A Roman Holiday
Duration: 5 nights, 4½ days
A few hours later, I managed to find my way to the apartment (that I rented via Airbnb) in Tor Pignattara (South Yarra to Melbourne, distance). From this, I learnt that it is probably best to book accommodation near the city centre or at least, near the central train station.
After settling down, and showering off the day's sweat, I grabbed Atticus and headed out. I hopped onto a bus which took about 20–30 minutes to get back to Roma Termini and spent the evening wandering the streets (without a map, well Google Maps wasn't working properly) until I came across the Trevi Fountain. When I eventually found it, the fountain was blocked off, completely drained, covered with scaffolding and surrounded by confused and upset tourists. To cheer myself up, I bought a lemon gelato and attempted toss a coin over my shoulder, the distance was too far and it didn't make it... so I headed off to the Spanish Steps shortly afterwards, the fountain in front of the steps was blocked off as well.

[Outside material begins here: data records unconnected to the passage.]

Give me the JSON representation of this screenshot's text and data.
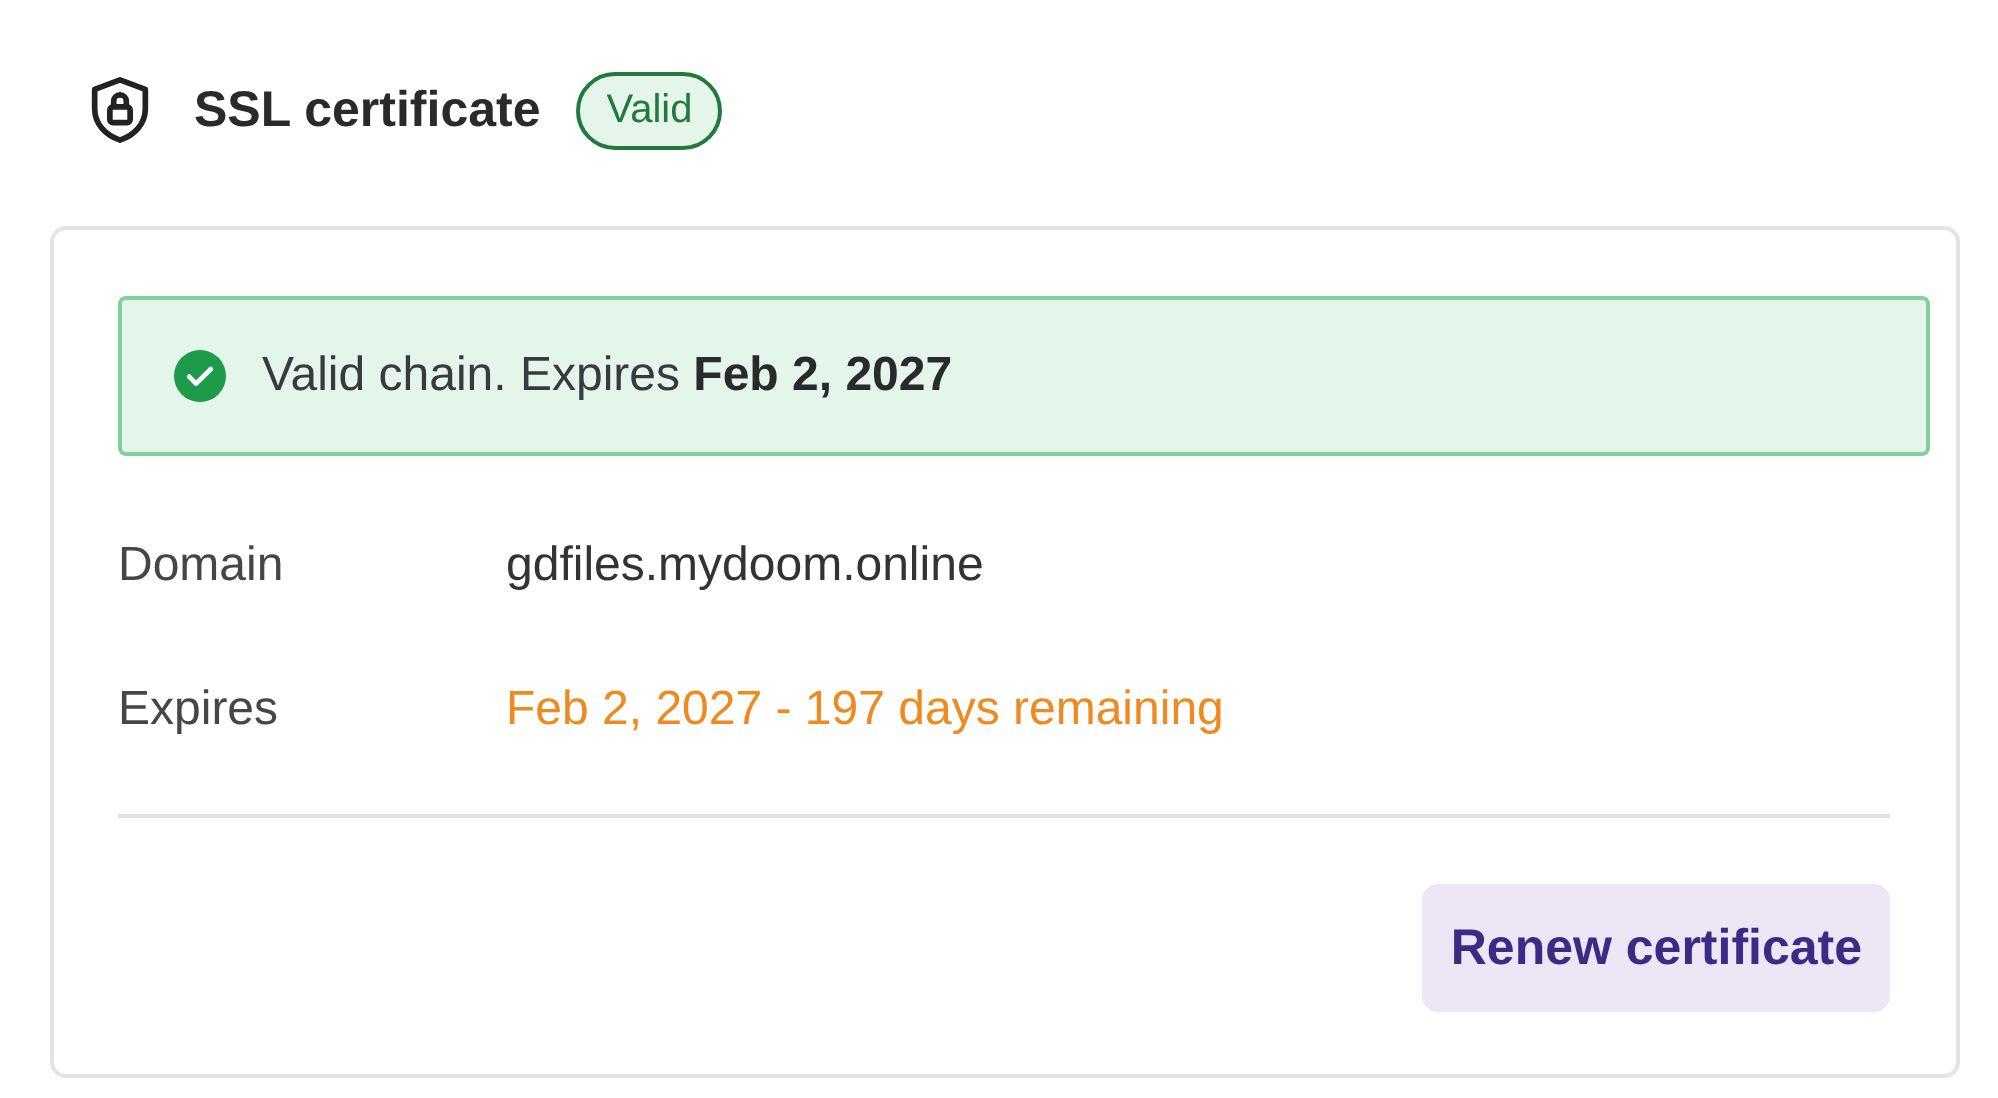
{
  "header": {
    "title": "SSL certificate",
    "badge": {
      "label": "Valid"
    }
  },
  "banner": {
    "kind": "success",
    "text": "Valid chain. Expires **Feb 2, 2027**"
  },
  "details": [
    {
      "label": "Domain",
      "value": "gdfiles.mydoom.online",
      "color": "#333336"
    },
    {
      "label": "Expires",
      "value": "Feb 2, 2027 - 197 days remaining",
      "color": "#ee8a1f"
    }
  ],
  "actions": [
    {
      "label": "Renew certificate"
    }
  ]
}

Turns out, everything in Europe was under restorations this summer.
For my first full day in Roma, I explored the Colosseum, The Roman Forum and The Palatine Hill. (I had bought a 3 day Roma Pass the day before and fast tracked my way in.) It was a bit overwhelming to be honest, I can't exactly explain how I felt walking around the Colosseum. That evening, I tried to find La Bocca della Vertià — the Mouth of Truth, known for it's appearance in the 1953 film Roman Holiday — it took a while to find, there are so many churches called Santa Maria in Roma! An old man, who spoke no English, offered to help me find the church but ended up giving me the wrong directions, I ended up asking a nun and made it in time before they closed the church for the day.

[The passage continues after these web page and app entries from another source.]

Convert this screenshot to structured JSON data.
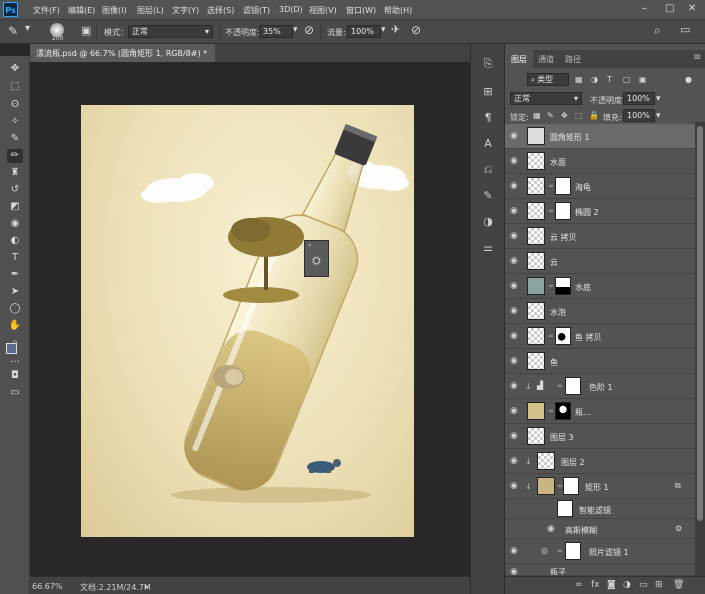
{
  "app": {
    "logo": "Ps"
  },
  "menu": [
    "文件(F)",
    "编辑(E)",
    "图像(I)",
    "图层(L)",
    "文字(Y)",
    "选择(S)",
    "滤镜(T)",
    "3D(D)",
    "视图(V)",
    "窗口(W)",
    "帮助(H)"
  ],
  "options": {
    "brush_size": "200",
    "mode_label": "模式：",
    "mode_value": "正常",
    "opacity_label": "不透明度:",
    "opacity_value": "35%",
    "flow_label": "流量:",
    "flow_value": "100%"
  },
  "document": {
    "tab_title": "漂流瓶.psd @ 66.7% (圆角矩形 1, RGB/8#) *",
    "zoom": "66.67%",
    "doc_size": "文档:2.21M/24.7M"
  },
  "panels": {
    "tabs": [
      "图层",
      "通道",
      "路径"
    ],
    "filter_kind": "类型",
    "blend_mode": "正常",
    "opacity_label": "不透明度:",
    "opacity_value": "100%",
    "lock_label": "锁定:",
    "fill_label": "填充:",
    "fill_value": "100%"
  },
  "layers": [
    {
      "name": "圆角矩形 1",
      "selected": true
    },
    {
      "name": "水面"
    },
    {
      "name": "海龟"
    },
    {
      "name": "椭圆 2"
    },
    {
      "name": "云 拷贝"
    },
    {
      "name": "云"
    },
    {
      "name": "水底"
    },
    {
      "name": "水泡"
    },
    {
      "name": "鱼 拷贝"
    },
    {
      "name": "鱼"
    },
    {
      "name": "色阶 1"
    },
    {
      "name": "瓶..."
    },
    {
      "name": "图层 3"
    },
    {
      "name": "图层 2"
    },
    {
      "name": "矩形 1"
    },
    {
      "name": "智能滤镜"
    },
    {
      "name": "高斯模糊"
    },
    {
      "name": "照片滤镜 1"
    },
    {
      "name": "瓶子"
    }
  ],
  "colors": {
    "ps_blue": "#31a8ff",
    "panel_bg": "#535353",
    "selected_row": "#6a6a6a",
    "canvas_bg": "#ece0b6"
  }
}
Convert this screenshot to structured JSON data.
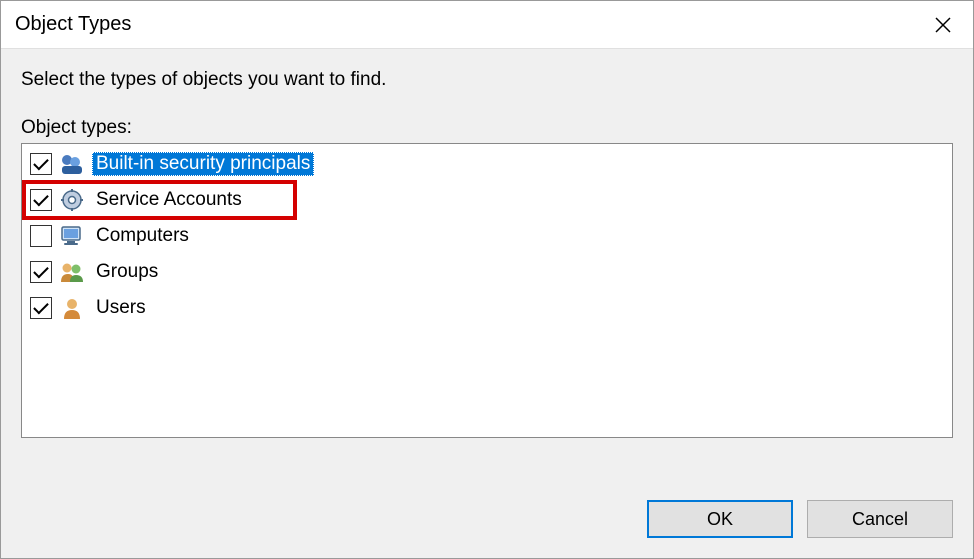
{
  "title": "Object Types",
  "instruction": "Select the types of objects you want to find.",
  "list_label": "Object types:",
  "items": [
    {
      "label": "Built-in security principals",
      "checked": true,
      "selected": true,
      "highlighted": false,
      "icon": "principals"
    },
    {
      "label": "Service Accounts",
      "checked": true,
      "selected": false,
      "highlighted": true,
      "icon": "service"
    },
    {
      "label": "Computers",
      "checked": false,
      "selected": false,
      "highlighted": false,
      "icon": "computer"
    },
    {
      "label": "Groups",
      "checked": true,
      "selected": false,
      "highlighted": false,
      "icon": "group"
    },
    {
      "label": "Users",
      "checked": true,
      "selected": false,
      "highlighted": false,
      "icon": "user"
    }
  ],
  "buttons": {
    "ok": "OK",
    "cancel": "Cancel"
  }
}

The next day I explored Castel Sant'Angelo, ate more gelati and had my first sit down meal (in Roma). I always had a sandwich or fruit on the go, and didn't eat until the sun went down, as I felt like I was pretty much wasting good time since most attractions closed around 5pm. I had another gelato afterwards and did some people watching in the Piazza Navona, around the Fontana dei Quattro Fiumi (The Fountain of the Four Rivers). According to a quick Google search, there are over 2000 fountains in Roma, which is more than any city in the world. When you think about it, it's pretty darn amazing — not only were they operated by gravity, they also provided drinking for the people.

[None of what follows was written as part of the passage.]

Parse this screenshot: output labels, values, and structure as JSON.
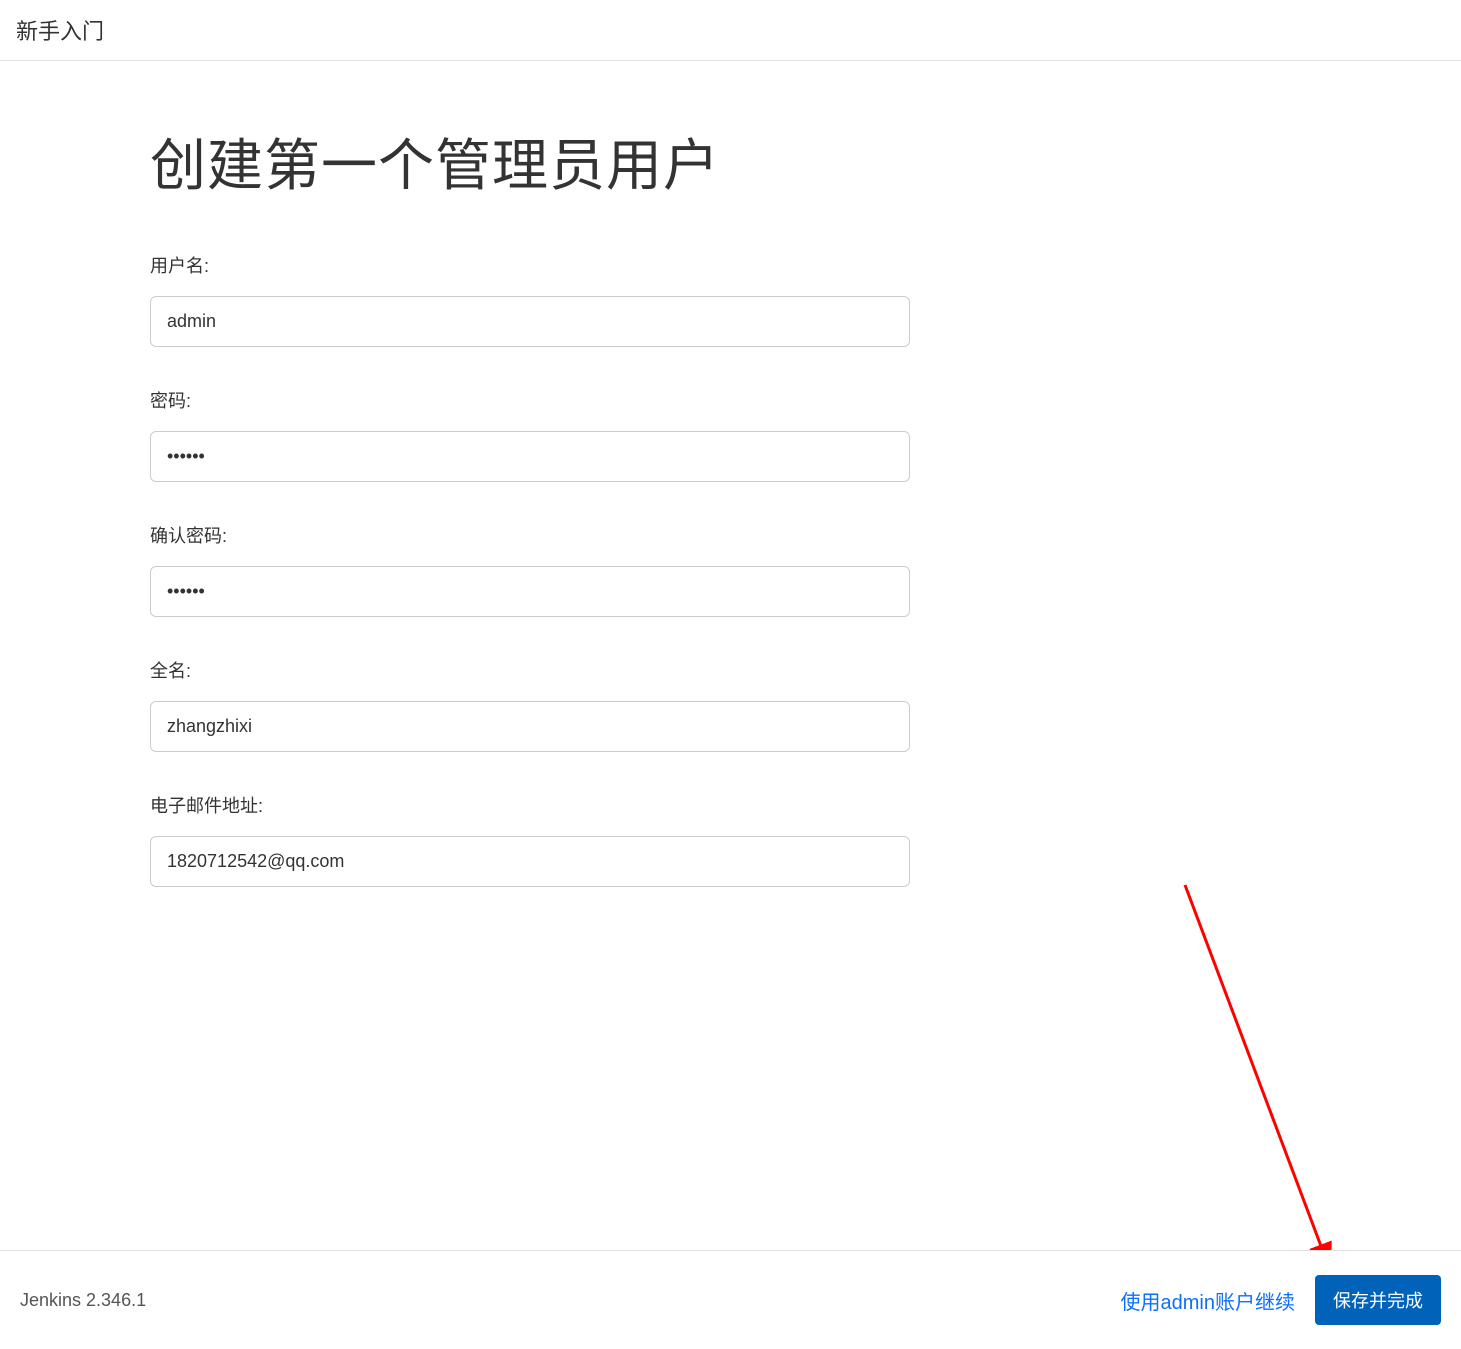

I somehow ended up at the Fondazione Roma Museo, they had an Andy Warhol exhibition on and to be honest, it was very refreshing to be in a Pop Art exhibition.
I stumbled across the Pantheon on my way back. As I entered, I felt so tiny — this is what you're supposed to feel according to the guidebooks. What's interesting about the Pantheon, is that there's no windows, only the oculus which allows the light in. If it rains outside, it'll be raining inside the Pantheon as well.
Unable to book a tour to Pompeii, I found Ostia Antica to be a very lovely alternative. I spent the day exploring the ruins, being guided by the local cats and trying to imagine what it would've been like to live here millennia ago. Toga wine party anyone?
On my last full day in Roma, I went to the Vatican City. I made a friend whilst waiting inline for the museum. She's 18, just finished high school and was traveling on her own, which I thought was pretty amazing, and also the fact that she could speak fluent Italian! The museum was so huge that we couldn't see everything, and very, very crowded that you couldn't really appreciate the artwork, as everyone is just shoving and pushing and taking photos of everything! But dayum, standing in St. Peter's Square felt like I was in a scene from Angels and Demon.
I enjoyed my time in Roma, the weather was lovely and the locals were quite nice.